* Stored data
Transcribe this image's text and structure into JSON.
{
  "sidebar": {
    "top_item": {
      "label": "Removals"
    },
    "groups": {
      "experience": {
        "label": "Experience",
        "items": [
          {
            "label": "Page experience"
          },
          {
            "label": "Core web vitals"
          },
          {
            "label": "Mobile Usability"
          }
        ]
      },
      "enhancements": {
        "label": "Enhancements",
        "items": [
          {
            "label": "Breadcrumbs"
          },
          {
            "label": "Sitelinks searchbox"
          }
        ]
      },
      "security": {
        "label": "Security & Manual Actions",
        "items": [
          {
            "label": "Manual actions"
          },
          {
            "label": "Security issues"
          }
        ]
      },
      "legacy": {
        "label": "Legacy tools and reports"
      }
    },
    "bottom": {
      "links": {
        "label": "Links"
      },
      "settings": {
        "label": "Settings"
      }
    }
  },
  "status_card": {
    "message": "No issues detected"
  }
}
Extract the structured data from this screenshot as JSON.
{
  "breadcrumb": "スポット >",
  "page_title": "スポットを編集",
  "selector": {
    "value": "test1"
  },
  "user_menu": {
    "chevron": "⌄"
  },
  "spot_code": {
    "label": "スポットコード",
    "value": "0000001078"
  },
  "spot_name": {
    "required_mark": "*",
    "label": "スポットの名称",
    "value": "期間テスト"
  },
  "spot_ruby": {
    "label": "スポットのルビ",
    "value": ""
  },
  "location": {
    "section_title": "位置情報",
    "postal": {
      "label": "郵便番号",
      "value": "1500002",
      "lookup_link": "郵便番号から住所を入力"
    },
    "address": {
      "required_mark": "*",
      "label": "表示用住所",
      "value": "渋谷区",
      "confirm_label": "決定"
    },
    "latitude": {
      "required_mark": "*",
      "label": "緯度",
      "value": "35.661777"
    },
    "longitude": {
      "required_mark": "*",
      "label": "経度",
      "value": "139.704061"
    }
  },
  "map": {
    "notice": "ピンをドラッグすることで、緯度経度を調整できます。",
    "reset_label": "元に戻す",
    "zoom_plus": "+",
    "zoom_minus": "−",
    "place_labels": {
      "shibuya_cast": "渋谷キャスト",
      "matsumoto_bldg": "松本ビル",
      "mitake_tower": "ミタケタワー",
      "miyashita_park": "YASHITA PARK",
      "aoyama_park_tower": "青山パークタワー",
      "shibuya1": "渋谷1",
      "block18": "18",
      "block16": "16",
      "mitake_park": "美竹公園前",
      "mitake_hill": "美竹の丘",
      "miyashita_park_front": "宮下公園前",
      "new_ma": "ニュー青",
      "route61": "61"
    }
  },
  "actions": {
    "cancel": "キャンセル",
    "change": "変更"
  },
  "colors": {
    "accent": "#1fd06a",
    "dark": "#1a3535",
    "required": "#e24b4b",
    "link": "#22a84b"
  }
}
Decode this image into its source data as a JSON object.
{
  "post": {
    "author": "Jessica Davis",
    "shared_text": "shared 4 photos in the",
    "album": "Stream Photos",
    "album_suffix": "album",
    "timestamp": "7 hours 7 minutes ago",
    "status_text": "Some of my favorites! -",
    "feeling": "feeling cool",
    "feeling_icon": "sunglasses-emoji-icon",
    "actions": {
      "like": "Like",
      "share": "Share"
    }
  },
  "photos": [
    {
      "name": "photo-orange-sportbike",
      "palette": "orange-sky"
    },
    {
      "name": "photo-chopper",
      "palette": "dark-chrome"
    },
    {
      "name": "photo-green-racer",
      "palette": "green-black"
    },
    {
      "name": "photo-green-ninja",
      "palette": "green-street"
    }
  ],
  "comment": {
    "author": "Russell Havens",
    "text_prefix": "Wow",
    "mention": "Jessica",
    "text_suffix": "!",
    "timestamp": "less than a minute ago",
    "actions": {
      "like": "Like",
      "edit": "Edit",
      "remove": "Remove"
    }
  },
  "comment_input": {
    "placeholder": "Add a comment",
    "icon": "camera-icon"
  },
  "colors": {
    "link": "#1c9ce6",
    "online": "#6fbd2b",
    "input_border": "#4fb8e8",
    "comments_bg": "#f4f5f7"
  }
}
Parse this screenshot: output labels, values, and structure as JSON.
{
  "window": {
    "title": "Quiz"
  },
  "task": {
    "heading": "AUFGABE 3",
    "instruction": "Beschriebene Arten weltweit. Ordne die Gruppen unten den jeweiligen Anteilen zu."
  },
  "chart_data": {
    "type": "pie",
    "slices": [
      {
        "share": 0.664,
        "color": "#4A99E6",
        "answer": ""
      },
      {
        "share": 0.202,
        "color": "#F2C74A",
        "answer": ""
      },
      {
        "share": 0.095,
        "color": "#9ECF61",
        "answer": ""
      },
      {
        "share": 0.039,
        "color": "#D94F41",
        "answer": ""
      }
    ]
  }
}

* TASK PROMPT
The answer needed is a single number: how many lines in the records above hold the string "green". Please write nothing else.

* EXERCISE ANSWER
4